Metro officials initially refused the ads, citing a policy that says public service advertising must be noncommercial, nonpartisan and "not designed to influence legislation or public opinion on a controversial subject," spokesman Ray Feldmann said.
But when threatened with a lawsuit backed by the American Civil Liberties Union arguing that Metro was violating free speech, officials relented. Metro is also reviewing its policy, Feldmann said.
The legal challenge would have been similar to one faced by the MBTA in Boston. Massachusetts Gov. Paul Cellucci (R) has refused to settle that case, arguing that the ads promote marijuana use.
Change the Climate Inc. paid Metro a discounted advertising rate for nonprofits of $2,150 in exchange for illuminated signs on 10 subway platforms, large exterior signs for 50 buses and smaller signs for the interiors of an additional 500 buses, Feldmann said.
The month-long campaign consists of three ads. The first, which is in the stations -- including the one closest to the White House -- features a young woman who asks, "Why do kids go to jail for doing what politicians did when they were young? Tell us the truth."
Justin Cohen, a 25-year-old lawyer from Chevy Chase, was drawn to that ad while waiting for a train at the McPherson Square station yesterday. "It's a good ad," he said. "I was even going to check out the Web site. I'm already leaning towards that point of view. We need to change the way we handle marijuana. . . . Good kids just experiment, but if they get caught, it can ruin their lives."
The second ad, inside buses, shows a business executive with cancer who admits to smoking marijuana after chemotherapy. The third, which appears outside the buses, features two police officers in front of an American flag. It reads, "Police are too important . . . too valuable . . . too good . . . to waste on arresting people for marijuana when real criminals are on the loose."
All ads carry a disclaimer that Metro does not endorse the message.
White said his group is not trying to legalize marijuana but rather reduce the penalties so it is not in the same category as heroin and other "hard" drugs. "Over 4 million people have been arrested since 1992, and most of those arrested have been young people -- our own children," said White, a father of three, who lives in Greenfield, Mass. "Most responsible parents don't want their kids smoking marijuana, but we don't want our children arrested, jailed and terrorized in the manufactured hysteria surrounding marijuana."
But Howard Simon, of Partnership for a Drug Free America, called the advertising campaign "disingenuous."
"Most people see this for what it is: an attempt by a vocal minority to make marijuana more socially acceptable," Simon said. "One of the ads says, 'Tell us the truth.' Well, the truth is the vast majority of Americans want marijuana to remain illegal.
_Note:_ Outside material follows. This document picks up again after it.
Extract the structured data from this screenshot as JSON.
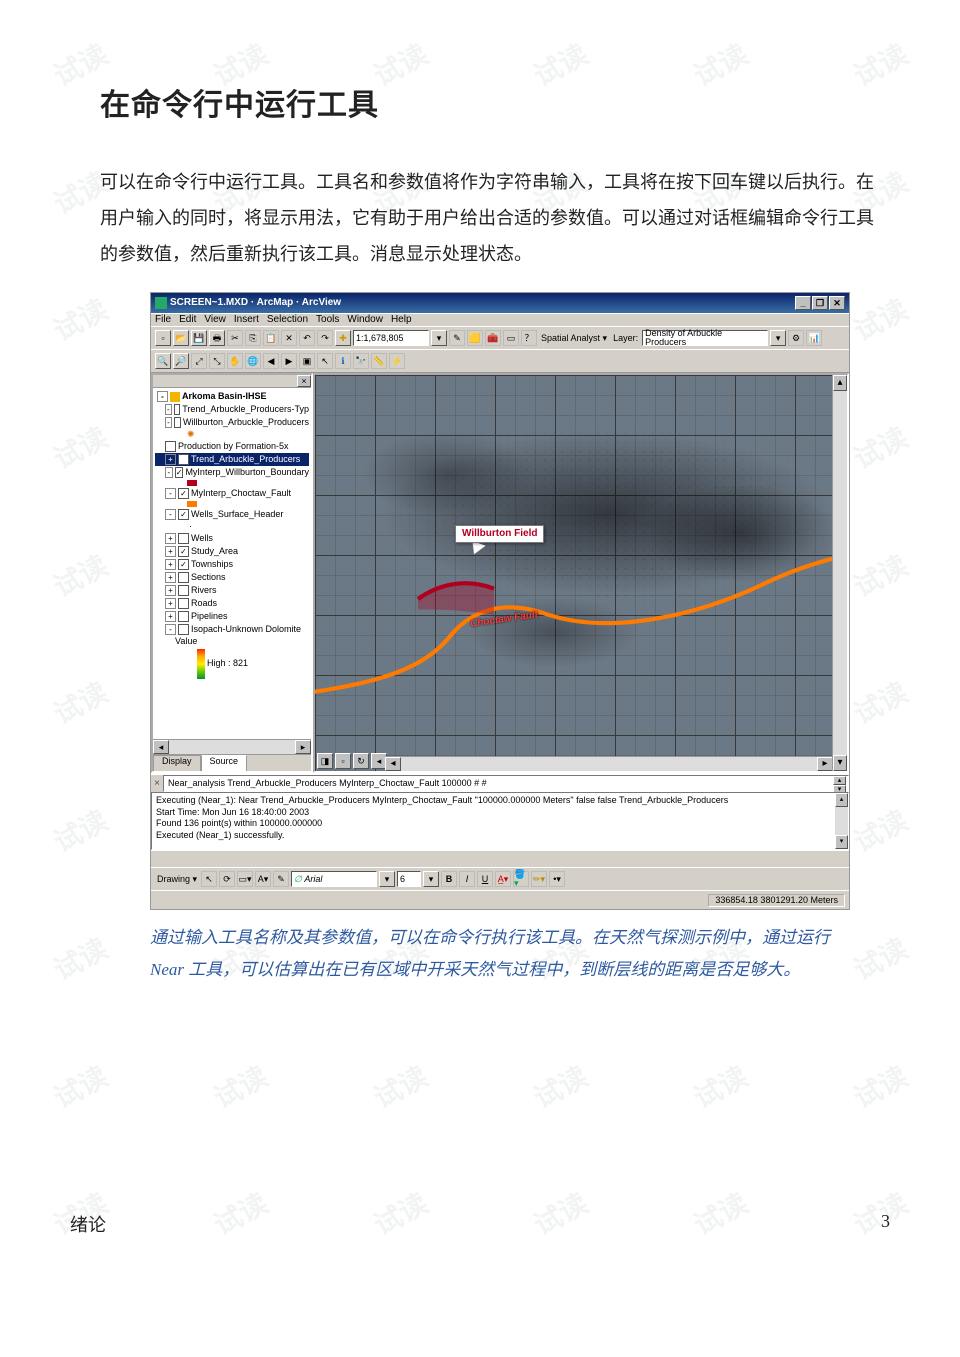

The truth is that medical marijuana should be decided by the medical community. That's the truth. We don't think these ads are going to be very effective."
Change the Climate Inc. plans to expand its transit ads to New York and Chicago. "We think that having an ad campaign in the nation's capital will make it easier for us in other cities," White said.